* _Try it_
Give back the data in full, with every line exact.

Stored dataset items
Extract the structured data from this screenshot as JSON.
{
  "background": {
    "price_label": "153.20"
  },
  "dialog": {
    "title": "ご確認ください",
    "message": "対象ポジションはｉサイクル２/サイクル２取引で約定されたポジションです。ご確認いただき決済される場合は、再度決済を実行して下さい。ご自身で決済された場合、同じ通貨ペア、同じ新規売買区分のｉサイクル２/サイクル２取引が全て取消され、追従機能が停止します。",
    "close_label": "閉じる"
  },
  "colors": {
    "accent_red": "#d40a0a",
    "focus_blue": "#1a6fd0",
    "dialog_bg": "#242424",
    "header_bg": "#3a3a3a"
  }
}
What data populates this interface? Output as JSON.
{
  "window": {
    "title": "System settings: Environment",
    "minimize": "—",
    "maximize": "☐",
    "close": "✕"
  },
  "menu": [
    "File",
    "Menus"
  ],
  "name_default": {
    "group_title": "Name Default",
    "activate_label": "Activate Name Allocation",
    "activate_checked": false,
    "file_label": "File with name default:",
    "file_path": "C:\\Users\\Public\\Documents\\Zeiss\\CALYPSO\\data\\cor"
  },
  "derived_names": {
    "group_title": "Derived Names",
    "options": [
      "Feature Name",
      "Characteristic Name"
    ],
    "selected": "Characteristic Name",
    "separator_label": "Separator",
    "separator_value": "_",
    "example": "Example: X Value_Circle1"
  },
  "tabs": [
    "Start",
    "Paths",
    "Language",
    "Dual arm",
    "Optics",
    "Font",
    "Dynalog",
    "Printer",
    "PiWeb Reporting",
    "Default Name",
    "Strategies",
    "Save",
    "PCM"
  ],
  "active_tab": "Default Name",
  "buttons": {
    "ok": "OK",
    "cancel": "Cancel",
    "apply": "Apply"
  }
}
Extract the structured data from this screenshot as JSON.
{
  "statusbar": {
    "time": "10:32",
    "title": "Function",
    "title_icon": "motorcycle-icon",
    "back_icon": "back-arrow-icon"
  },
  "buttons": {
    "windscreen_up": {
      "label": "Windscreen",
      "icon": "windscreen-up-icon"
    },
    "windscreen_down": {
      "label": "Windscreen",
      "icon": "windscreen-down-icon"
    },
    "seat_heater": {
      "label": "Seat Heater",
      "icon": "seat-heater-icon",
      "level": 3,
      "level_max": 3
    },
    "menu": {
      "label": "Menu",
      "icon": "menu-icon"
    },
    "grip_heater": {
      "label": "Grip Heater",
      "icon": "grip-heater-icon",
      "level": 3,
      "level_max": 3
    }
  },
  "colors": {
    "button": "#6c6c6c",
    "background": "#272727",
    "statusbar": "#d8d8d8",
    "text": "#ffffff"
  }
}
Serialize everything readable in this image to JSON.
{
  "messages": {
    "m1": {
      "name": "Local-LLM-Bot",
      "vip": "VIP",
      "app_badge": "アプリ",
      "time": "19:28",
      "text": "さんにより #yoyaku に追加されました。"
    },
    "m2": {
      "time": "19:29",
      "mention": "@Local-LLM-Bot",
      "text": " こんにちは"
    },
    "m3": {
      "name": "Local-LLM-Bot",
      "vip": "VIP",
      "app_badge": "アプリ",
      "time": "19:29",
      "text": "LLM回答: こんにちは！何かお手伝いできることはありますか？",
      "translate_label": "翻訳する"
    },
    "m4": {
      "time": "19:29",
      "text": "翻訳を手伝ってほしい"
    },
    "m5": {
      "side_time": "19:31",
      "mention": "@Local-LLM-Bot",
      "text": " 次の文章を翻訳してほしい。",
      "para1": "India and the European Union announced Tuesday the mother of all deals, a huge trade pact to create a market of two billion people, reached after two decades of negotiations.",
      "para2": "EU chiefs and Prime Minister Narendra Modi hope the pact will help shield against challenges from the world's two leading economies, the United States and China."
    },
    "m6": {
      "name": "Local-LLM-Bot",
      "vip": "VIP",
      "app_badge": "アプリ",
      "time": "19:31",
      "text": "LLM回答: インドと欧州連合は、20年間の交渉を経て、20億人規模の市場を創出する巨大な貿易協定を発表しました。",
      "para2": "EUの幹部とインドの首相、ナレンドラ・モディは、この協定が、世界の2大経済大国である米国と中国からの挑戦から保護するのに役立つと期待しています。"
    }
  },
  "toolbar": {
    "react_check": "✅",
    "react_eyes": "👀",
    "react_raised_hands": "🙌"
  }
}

* _Result of the task_
Extract the structured data from this screenshot as JSON.
{
  "background": {
    "price_label": "153.20"
  },
  "dialog": {
    "title": "ご確認ください",
    "message": "対象ポジションはｉサイクル２/サイクル２取引で約定されたポジションです。ご確認いただき決済される場合は、再度決済を実行して下さい。ご自身で決済された場合、同じ通貨ペア、同じ新規売買区分のｉサイクル２/サイクル２取引が全て取消され、追従機能が停止します。",
    "close_label": "閉じる"
  },
  "colors": {
    "accent_red": "#d40a0a",
    "focus_blue": "#1a6fd0",
    "dialog_bg": "#242424",
    "header_bg": "#3a3a3a"
  }
}
What data populates this interface? Output as JSON.
{
  "window": {
    "title": "System settings: Environment",
    "minimize": "—",
    "maximize": "☐",
    "close": "✕"
  },
  "menu": [
    "File",
    "Menus"
  ],
  "name_default": {
    "group_title": "Name Default",
    "activate_label": "Activate Name Allocation",
    "activate_checked": false,
    "file_label": "File with name default:",
    "file_path": "C:\\Users\\Public\\Documents\\Zeiss\\CALYPSO\\data\\cor"
  },
  "derived_names": {
    "group_title": "Derived Names",
    "options": [
      "Feature Name",
      "Characteristic Name"
    ],
    "selected": "Characteristic Name",
    "separator_label": "Separator",
    "separator_value": "_",
    "example": "Example: X Value_Circle1"
  },
  "tabs": [
    "Start",
    "Paths",
    "Language",
    "Dual arm",
    "Optics",
    "Font",
    "Dynalog",
    "Printer",
    "PiWeb Reporting",
    "Default Name",
    "Strategies",
    "Save",
    "PCM"
  ],
  "active_tab": "Default Name",
  "buttons": {
    "ok": "OK",
    "cancel": "Cancel",
    "apply": "Apply"
  }
}
Extract the structured data from this screenshot as JSON.
{
  "statusbar": {
    "time": "10:32",
    "title": "Function",
    "title_icon": "motorcycle-icon",
    "back_icon": "back-arrow-icon"
  },
  "buttons": {
    "windscreen_up": {
      "label": "Windscreen",
      "icon": "windscreen-up-icon"
    },
    "windscreen_down": {
      "label": "Windscreen",
      "icon": "windscreen-down-icon"
    },
    "seat_heater": {
      "label": "Seat Heater",
      "icon": "seat-heater-icon",
      "level": 3,
      "level_max": 3
    },
    "menu": {
      "label": "Menu",
      "icon": "menu-icon"
    },
    "grip_heater": {
      "label": "Grip Heater",
      "icon": "grip-heater-icon",
      "level": 3,
      "level_max": 3
    }
  },
  "colors": {
    "button": "#6c6c6c",
    "background": "#272727",
    "statusbar": "#d8d8d8",
    "text": "#ffffff"
  }
}
Serialize everything readable in this image to JSON.
{
  "messages": {
    "m1": {
      "name": "Local-LLM-Bot",
      "vip": "VIP",
      "app_badge": "アプリ",
      "time": "19:28",
      "text": "さんにより #yoyaku に追加されました。"
    },
    "m2": {
      "time": "19:29",
      "mention": "@Local-LLM-Bot",
      "text": " こんにちは"
    },
    "m3": {
      "name": "Local-LLM-Bot",
      "vip": "VIP",
      "app_badge": "アプリ",
      "time": "19:29",
      "text": "LLM回答: こんにちは！何かお手伝いできることはありますか？",
      "translate_label": "翻訳する"
    },
    "m4": {
      "time": "19:29",
      "text": "翻訳を手伝ってほしい"
    },
    "m5": {
      "side_time": "19:31",
      "mention": "@Local-LLM-Bot",
      "text": " 次の文章を翻訳してほしい。",
      "para1": "India and the European Union announced Tuesday the mother of all deals, a huge trade pact to create a market of two billion people, reached after two decades of negotiations.",
      "para2": "EU chiefs and Prime Minister Narendra Modi hope the pact will help shield against challenges from the world's two leading economies, the United States and China."
    },
    "m6": {
      "name": "Local-LLM-Bot",
      "vip": "VIP",
      "app_badge": "アプリ",
      "time": "19:31",
      "text": "LLM回答: インドと欧州連合は、20年間の交渉を経て、20億人規模の市場を創出する巨大な貿易協定を発表しました。",
      "para2": "EUの幹部とインドの首相、ナレンドラ・モディは、この協定が、世界の2大経済大国である米国と中国からの挑戦から保護するのに役立つと期待しています。"
    }
  },
  "toolbar": {
    "react_check": "✅",
    "react_eyes": "👀",
    "react_raised_hands": "🙌"
  }
}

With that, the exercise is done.